▶ **RECORDS SUPPLIED**:

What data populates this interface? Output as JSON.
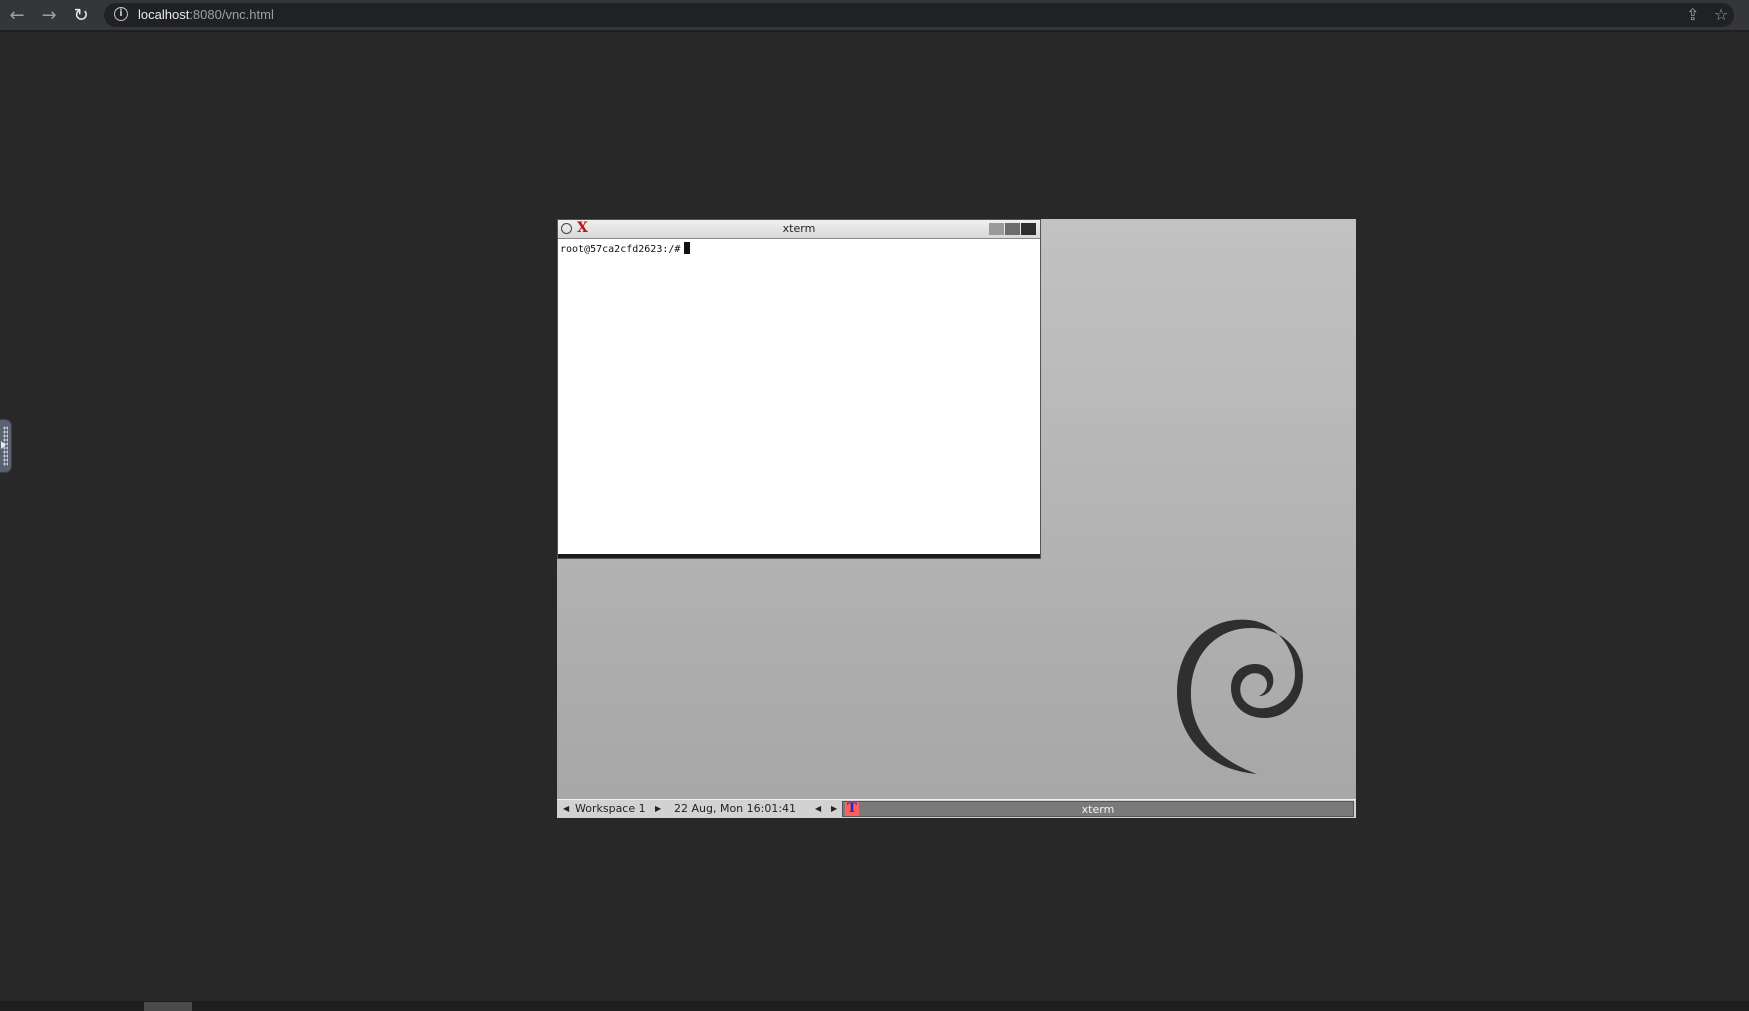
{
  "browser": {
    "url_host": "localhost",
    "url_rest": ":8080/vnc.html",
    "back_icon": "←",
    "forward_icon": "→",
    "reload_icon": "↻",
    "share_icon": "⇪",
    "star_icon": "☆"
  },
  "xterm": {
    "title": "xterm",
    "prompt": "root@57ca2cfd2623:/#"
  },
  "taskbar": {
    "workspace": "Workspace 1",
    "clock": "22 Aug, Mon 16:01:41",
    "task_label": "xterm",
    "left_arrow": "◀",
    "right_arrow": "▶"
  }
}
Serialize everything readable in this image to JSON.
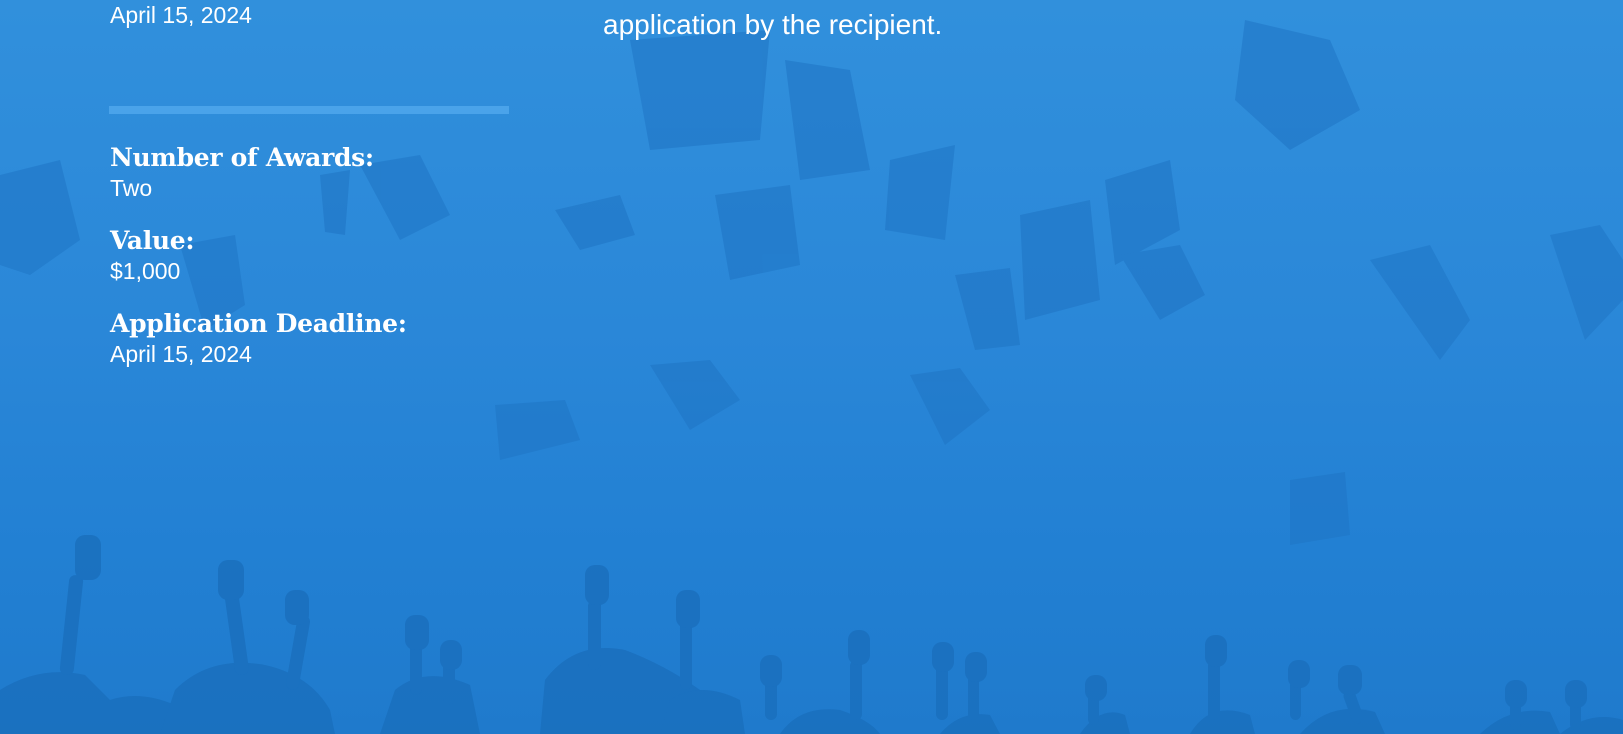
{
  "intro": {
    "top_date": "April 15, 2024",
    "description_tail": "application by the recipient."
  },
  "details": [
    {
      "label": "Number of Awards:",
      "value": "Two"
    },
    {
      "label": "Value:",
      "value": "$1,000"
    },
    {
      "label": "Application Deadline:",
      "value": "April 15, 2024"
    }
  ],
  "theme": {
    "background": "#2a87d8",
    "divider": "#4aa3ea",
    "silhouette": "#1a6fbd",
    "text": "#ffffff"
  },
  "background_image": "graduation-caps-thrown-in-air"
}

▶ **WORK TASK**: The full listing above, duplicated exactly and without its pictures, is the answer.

▶ **SOLUTION BELOW**:
What data populates this interface? Output as JSON.
{
  "browser": {
    "url_host": "localhost",
    "url_rest": ":8080/vnc.html",
    "back_icon": "←",
    "forward_icon": "→",
    "reload_icon": "↻",
    "share_icon": "⇪",
    "star_icon": "☆"
  },
  "xterm": {
    "title": "xterm",
    "prompt": "root@57ca2cfd2623:/#"
  },
  "taskbar": {
    "workspace": "Workspace 1",
    "clock": "22 Aug, Mon 16:01:41",
    "task_label": "xterm",
    "left_arrow": "◀",
    "right_arrow": "▶"
  }
}
Serialize everything readable in this image to JSON.
{
  "intro": {
    "top_date": "April 15, 2024",
    "description_tail": "application by the recipient."
  },
  "details": [
    {
      "label": "Number of Awards:",
      "value": "Two"
    },
    {
      "label": "Value:",
      "value": "$1,000"
    },
    {
      "label": "Application Deadline:",
      "value": "April 15, 2024"
    }
  ],
  "theme": {
    "background": "#2a87d8",
    "divider": "#4aa3ea",
    "silhouette": "#1a6fbd",
    "text": "#ffffff"
  },
  "background_image": "graduation-caps-thrown-in-air"
}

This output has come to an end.